Carpenter had been in serious condition throughout the weekend. The family has remained by her side and has requested privacy as she recovers.
Carpenter was injured during the second inning of Friday's game when Oakland third baseman Brett Lawrie's shattered bat went flying into the seats behind the A's on-deck circle. She was admitted to Beth Israel Deaconess Medical Center with life-threatening injuries after receiving first aid at Fenway.
On Monday, Major League Baseball Commissioner Rob Manfred told reporters at the 2015 MLB Draft that the league plans on taking a fresh look at the state of fan safety at games.
"First and most important thing to say is, we're all concerned about the long-term well being about the woman who was injured," Manfred said. "From Major League Baseball's perspective, when you have an incident like this, you have to go back and re-evaluate where you are on all of your safety issues. Trust me, we will do that.
"It's important not to lose sight of the fact that we have taken important steps in this area. Bat safety is much improved from where it was a few years ago. We've spent a lot of time, effort and money to make sure that our bats are safer and we have less of these incidents.
"You have to react strongly to an incident like this. But I think the best word for this is, we're going to re-evaluate where we are on the topic."
When asked if more netting might be installed at Fenway Park, if not other parks, Manfred said any discussions would be threefold, including clubs and the MLB Players Association.
"There are a variety of issues that we're going to take a fresh look at," Manfred said. "Some of the changes would affect play on the field, and the MLBPA might be involved in those discussions, and then obviously us and the clubs. This is an important issue, and as with all topics, we want to make sure we know where our clubs are on a topic."
The Red Sox shared similar sentiments in a statement released Monday night:

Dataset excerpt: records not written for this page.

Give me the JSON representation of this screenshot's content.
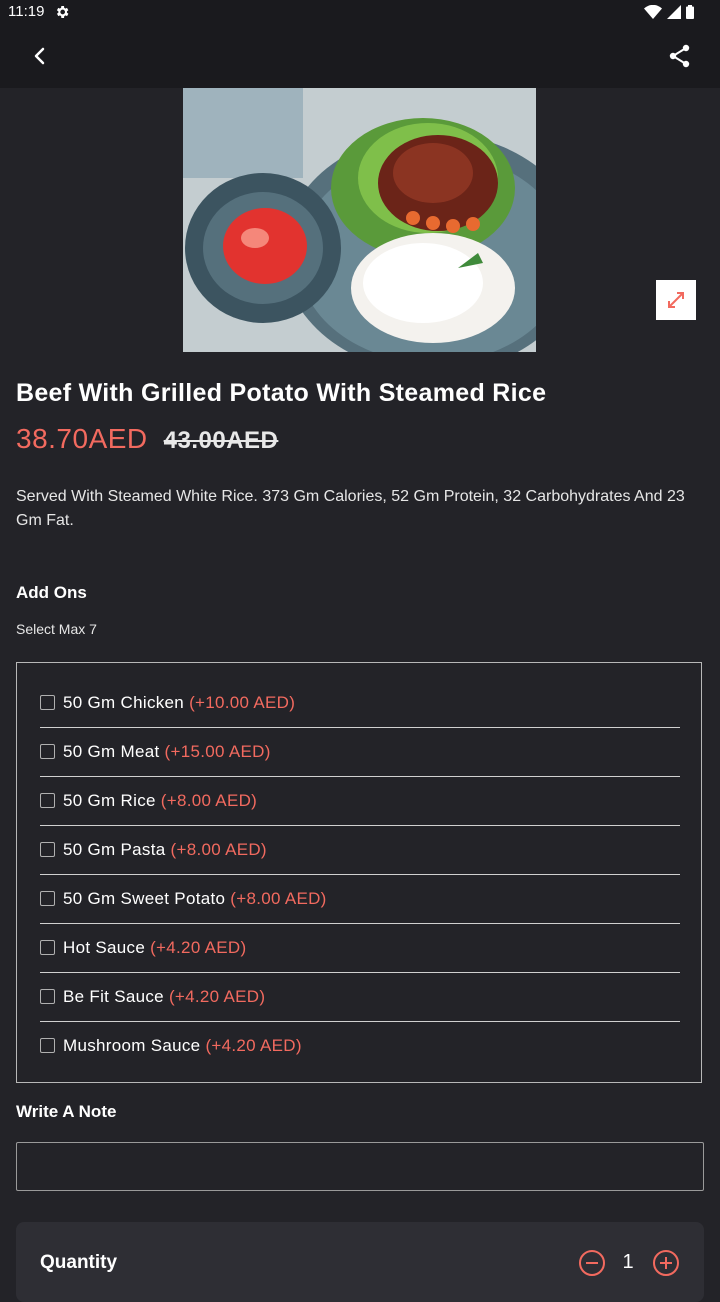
{
  "status_bar": {
    "time": "11:19"
  },
  "product": {
    "title": "Beef With Grilled Potato With Steamed Rice",
    "price": "38.70AED",
    "old_price": "43.00AED",
    "description": "Served With Steamed White Rice. 373 Gm Calories, 52 Gm Protein, 32 Carbohydrates And 23 Gm Fat."
  },
  "addons": {
    "title": "Add Ons",
    "subtitle": "Select Max 7",
    "items": [
      {
        "name": "50 Gm Chicken",
        "price": "(+10.00 AED)"
      },
      {
        "name": "50 Gm Meat",
        "price": "(+15.00 AED)"
      },
      {
        "name": "50 Gm Rice",
        "price": "(+8.00 AED)"
      },
      {
        "name": "50 Gm Pasta",
        "price": "(+8.00 AED)"
      },
      {
        "name": "50 Gm Sweet Potato",
        "price": "(+8.00 AED)"
      },
      {
        "name": "Hot Sauce",
        "price": "(+4.20 AED)"
      },
      {
        "name": "Be Fit Sauce",
        "price": "(+4.20 AED)"
      },
      {
        "name": "Mushroom Sauce",
        "price": "(+4.20 AED)"
      }
    ]
  },
  "note": {
    "title": "Write A Note",
    "placeholder": ""
  },
  "quantity": {
    "label": "Quantity",
    "value": "1"
  },
  "colors": {
    "accent": "#f26a5f",
    "background": "#232328",
    "app_bar": "#1a1a1e"
  }
}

"All of us with the Boston Red Sox continue to extend our best wishes to Tonya Carpenter, who was injured by a broken bat at Friday night's game," the statement read. "The well-being of Tonya and her loved ones are forefront in our minds.
"Major League Baseball will re-examine fan safety at ballparks, and we will fully participate in that process."
The Red Sox held a moment of reflection for Carpenter before Saturday's game at Fenway.
"I got sick," Boston left fielder Hanley Ramirez said on Saturday. "It's bad. I couldn't sleep last night. I went to bed late. I actually posted something on Instagram. Everybody just pray. It's not good. Hopefully she gets back and feels better."
A's manager Bob Melvin said Lawrie's thoughts have been with the fan in the days following the accident. Lawrie reportedly sent flowers and a card to Carpenter in the hospital.
"Do the best you can with it," Melvin said on Sunday. "It's a sad situation. There's nothing he could have done about it. Just say your prayers. You still have a job to do out here, but I know he thinks about it quite a bit."
The Red Sox issued the following statement on Saturday: "A woman was injured by a broken bat that flew into the stands in the top of the second inning of last night's game. The fan was immediately transported to Beth Israel Deaconess Medical Center, where she is being treated. All of us offer our prayers and our thoughts as we wish her a speedy recovery."
MLB released the following statement: "We will continue to keep her and her family in our thoughts and prayers. We appreciate the efforts of the Red Sox, the first responders, the Boston Police Department and Beth Israel Deaconess Medical Center. Fan safety is our foremost goal for all those who choose to support our game by visiting our ballparks, and we will always strive for that experience to be safe and fan-friendly."